Film producer and journalist Çiğdem Mater, who was convicted in the Gezi Park trial last year and prisoned in Istanbul’s Bakırköy district, has penned a letter for online news outlet Bianet about being a woman in jail.
Mater said only pads are sold in the prison canteen for women to use and she requested to acquire tampons.
“Let's skip the necessity of meeting the basic needs of women under the supervision of the state, let's say we buy everything from the canteen. There are only pads in the canteen, no tampons. I wrote a petition for tampons, but my request was rejected because it was 'not on the list of products for sale in the canteen determined by the ministry',” Mater said.
She said that after the rejection, she requested from an obstetrician to write a prescription for tampons.
“The male doctor refused my request by saying ‘Turkish women do not use tampons.’ (The moments when we realize that tampons also have a nationality.),” Mater noted.
“I can't prove it, but I'm sure that if men, not women, had experienced periods, everything would be sold in prison canteens, from pads to tampons to full-length menstrual cups. As you can see, life is very difficult for women in prison, too. I have not even talked about those who are in prison with their children, the sick, the elderly, foreigners,” she added.

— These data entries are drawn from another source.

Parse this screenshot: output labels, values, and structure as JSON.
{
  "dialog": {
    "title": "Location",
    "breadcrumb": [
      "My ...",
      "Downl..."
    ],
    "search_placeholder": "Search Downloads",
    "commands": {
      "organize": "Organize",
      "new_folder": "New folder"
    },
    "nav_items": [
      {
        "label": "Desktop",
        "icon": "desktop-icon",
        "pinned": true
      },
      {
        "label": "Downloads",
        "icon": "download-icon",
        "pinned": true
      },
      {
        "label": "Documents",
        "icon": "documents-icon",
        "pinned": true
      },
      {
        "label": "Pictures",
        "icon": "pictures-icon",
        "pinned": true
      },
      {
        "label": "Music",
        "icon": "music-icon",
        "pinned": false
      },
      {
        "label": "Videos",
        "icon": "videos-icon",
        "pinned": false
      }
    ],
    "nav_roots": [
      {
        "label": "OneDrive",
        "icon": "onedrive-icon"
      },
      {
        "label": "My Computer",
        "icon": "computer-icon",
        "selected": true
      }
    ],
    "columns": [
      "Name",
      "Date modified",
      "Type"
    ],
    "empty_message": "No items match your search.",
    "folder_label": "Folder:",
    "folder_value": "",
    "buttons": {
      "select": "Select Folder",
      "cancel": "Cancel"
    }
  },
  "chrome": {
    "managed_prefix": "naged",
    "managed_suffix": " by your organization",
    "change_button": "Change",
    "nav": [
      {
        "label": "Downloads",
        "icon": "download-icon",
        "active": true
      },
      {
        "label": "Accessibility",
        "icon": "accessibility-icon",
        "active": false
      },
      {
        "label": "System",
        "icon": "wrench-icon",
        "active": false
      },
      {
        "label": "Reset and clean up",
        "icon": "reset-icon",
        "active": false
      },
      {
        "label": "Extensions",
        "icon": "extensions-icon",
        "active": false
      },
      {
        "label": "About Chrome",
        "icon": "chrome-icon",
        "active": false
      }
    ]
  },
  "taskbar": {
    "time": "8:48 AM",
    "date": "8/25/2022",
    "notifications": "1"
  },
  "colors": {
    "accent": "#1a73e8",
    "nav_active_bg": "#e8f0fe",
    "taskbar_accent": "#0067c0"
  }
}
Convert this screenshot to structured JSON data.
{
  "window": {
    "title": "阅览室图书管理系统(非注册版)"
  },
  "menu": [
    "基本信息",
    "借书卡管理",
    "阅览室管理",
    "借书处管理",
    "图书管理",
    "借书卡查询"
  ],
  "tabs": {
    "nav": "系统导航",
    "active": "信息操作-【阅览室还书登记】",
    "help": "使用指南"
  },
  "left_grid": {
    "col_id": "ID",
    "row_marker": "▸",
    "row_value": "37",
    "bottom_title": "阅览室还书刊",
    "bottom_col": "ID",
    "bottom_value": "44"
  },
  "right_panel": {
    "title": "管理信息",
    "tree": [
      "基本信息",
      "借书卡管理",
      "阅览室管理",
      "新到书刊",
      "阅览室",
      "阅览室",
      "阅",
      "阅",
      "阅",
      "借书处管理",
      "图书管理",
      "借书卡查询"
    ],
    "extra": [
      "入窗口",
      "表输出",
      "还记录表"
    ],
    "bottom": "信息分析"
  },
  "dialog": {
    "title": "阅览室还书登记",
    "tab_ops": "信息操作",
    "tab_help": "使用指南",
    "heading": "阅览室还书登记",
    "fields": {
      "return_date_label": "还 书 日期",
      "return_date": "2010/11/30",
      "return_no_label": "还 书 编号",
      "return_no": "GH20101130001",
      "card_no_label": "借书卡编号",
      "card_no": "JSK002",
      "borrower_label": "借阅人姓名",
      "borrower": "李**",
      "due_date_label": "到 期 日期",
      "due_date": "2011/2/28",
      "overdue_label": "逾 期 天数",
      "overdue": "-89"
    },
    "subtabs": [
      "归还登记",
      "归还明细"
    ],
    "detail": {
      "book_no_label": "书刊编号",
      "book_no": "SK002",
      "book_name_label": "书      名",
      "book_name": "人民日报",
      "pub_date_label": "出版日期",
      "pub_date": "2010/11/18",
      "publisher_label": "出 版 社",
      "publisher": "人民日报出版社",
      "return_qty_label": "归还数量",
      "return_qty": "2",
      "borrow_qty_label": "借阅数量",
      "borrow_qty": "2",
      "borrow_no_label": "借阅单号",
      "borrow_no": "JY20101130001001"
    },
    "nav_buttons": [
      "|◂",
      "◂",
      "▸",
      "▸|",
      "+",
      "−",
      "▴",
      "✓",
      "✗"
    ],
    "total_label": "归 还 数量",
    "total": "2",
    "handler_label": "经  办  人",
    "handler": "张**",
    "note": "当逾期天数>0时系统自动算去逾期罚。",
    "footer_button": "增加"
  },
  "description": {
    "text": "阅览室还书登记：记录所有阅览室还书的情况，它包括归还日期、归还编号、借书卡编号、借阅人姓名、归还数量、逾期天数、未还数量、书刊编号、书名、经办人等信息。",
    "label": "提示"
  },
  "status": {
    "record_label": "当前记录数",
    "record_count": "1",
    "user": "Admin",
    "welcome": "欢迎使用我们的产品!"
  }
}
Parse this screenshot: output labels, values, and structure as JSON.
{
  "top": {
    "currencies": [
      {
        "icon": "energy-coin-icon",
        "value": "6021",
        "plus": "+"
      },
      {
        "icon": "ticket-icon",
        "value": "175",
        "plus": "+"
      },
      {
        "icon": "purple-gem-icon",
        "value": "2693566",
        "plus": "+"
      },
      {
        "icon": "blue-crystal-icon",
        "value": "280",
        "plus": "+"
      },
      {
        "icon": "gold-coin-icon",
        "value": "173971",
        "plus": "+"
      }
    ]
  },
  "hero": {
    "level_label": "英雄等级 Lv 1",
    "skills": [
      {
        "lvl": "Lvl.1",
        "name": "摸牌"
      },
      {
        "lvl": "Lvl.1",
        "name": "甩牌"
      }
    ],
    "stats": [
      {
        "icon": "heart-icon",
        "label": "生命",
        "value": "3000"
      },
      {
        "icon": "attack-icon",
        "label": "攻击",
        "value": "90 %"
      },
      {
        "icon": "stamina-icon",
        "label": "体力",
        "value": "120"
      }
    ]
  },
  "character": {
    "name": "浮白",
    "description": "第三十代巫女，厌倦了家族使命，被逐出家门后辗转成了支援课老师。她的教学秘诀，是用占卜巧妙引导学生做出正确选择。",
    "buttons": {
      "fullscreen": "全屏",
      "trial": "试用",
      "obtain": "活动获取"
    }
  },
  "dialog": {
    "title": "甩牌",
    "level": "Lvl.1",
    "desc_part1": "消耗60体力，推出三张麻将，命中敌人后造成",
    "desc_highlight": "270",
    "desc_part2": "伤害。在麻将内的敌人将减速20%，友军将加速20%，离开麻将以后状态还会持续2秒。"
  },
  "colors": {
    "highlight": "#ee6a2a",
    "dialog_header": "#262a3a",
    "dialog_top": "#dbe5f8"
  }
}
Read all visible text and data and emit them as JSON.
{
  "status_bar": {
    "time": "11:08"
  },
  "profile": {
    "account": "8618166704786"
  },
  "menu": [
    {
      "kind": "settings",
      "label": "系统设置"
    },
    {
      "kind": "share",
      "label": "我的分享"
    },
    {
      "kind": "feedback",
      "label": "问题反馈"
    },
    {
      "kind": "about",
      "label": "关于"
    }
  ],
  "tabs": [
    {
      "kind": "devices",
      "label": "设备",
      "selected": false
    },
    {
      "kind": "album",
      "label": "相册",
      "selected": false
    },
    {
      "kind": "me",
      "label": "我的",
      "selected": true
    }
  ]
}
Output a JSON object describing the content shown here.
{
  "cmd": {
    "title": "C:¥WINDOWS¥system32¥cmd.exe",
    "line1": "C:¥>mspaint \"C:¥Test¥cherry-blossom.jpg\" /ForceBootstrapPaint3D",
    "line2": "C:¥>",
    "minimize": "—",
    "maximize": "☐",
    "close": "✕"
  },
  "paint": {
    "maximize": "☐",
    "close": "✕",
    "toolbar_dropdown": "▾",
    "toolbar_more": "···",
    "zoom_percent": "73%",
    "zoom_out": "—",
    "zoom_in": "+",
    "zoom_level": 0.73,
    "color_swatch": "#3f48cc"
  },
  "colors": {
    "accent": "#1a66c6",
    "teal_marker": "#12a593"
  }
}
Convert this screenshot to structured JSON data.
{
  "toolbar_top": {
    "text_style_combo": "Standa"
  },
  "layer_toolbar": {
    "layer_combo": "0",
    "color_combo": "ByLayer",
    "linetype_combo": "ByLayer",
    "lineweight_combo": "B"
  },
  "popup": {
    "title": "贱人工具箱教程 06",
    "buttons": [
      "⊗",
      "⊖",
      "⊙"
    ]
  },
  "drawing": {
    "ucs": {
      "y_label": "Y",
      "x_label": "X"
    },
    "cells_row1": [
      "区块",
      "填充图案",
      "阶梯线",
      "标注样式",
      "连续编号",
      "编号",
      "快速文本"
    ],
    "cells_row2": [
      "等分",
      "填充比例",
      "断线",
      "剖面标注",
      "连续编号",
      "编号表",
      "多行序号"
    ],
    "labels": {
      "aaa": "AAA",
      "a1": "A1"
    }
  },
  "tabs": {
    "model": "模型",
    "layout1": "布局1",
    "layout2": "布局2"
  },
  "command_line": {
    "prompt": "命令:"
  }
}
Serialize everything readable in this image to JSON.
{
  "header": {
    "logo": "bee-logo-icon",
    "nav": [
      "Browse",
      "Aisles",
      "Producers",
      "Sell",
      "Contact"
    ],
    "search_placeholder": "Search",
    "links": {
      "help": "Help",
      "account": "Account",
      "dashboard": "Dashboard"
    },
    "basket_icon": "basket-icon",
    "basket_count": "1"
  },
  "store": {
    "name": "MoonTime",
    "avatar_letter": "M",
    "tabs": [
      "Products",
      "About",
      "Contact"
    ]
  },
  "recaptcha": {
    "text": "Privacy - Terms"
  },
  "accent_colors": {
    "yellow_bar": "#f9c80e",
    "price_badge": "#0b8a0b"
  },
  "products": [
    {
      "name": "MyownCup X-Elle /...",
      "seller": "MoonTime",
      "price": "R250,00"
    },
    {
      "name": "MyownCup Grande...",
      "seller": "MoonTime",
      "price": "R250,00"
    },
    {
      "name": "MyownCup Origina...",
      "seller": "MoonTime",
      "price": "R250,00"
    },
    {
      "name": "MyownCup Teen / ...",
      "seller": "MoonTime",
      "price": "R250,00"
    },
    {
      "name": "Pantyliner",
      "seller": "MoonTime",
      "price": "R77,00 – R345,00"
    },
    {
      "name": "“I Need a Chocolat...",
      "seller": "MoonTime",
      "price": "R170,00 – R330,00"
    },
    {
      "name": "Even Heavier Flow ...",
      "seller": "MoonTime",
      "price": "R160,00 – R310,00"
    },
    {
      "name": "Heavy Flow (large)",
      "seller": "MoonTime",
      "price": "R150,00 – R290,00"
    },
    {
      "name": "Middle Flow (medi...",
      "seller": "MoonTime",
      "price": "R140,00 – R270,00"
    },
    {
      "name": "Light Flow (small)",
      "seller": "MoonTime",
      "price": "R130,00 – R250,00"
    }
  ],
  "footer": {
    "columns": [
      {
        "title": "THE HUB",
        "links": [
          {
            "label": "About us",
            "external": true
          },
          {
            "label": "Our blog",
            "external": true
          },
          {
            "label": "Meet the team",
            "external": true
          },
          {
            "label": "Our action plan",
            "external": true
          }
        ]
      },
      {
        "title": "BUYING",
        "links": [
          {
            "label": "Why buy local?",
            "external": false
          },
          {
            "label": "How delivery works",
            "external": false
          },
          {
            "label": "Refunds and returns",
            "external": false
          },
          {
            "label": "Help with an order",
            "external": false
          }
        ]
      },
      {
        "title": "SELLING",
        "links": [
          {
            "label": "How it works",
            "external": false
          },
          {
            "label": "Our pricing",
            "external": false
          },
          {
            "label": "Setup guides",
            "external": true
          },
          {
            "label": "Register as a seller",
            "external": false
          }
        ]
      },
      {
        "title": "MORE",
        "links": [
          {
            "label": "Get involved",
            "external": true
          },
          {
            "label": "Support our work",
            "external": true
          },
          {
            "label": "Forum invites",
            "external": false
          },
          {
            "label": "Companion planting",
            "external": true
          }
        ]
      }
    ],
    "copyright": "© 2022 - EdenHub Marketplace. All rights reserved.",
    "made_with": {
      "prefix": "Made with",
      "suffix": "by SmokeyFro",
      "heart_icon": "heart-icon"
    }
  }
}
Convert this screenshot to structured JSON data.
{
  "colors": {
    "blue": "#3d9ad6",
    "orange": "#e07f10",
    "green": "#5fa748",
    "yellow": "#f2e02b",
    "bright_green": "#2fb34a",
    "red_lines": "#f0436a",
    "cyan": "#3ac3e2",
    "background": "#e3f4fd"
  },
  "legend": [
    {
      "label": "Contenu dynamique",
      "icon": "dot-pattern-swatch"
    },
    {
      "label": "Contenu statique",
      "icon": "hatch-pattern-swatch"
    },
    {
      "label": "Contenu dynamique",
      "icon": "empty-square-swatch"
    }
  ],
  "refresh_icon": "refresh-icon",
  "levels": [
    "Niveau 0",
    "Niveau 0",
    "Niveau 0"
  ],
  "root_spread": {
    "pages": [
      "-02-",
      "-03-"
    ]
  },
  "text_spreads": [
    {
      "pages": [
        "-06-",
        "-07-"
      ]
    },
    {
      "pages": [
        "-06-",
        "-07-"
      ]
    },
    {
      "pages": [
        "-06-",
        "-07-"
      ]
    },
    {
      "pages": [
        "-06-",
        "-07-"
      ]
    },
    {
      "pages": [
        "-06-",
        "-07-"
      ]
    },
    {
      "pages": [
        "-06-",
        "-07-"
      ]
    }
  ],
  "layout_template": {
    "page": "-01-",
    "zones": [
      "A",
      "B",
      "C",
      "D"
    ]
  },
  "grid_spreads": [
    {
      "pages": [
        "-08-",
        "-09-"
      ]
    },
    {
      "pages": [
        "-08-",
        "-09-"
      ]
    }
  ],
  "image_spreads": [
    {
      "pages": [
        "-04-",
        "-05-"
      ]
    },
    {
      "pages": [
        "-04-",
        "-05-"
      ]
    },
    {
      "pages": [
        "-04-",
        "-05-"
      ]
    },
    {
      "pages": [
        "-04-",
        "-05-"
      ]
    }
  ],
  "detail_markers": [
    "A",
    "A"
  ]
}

In April 2022, a Turkish court sentenced Çiğdem Mater alongside with Mücella Yapıcı, Hakan Altınay, Mine Özerden, Can Atalay, Tayfun Kahraman and Yiğit Ali Ekmekçi to 18 years in jail for aiding the alleged attempt to overthrow the government during the Gezi Park protests. Osman Kavala was sentenced to aggravated life in prison for allegedly attempting to overthrow the Turkish government by financing the 2013 Gezi protests.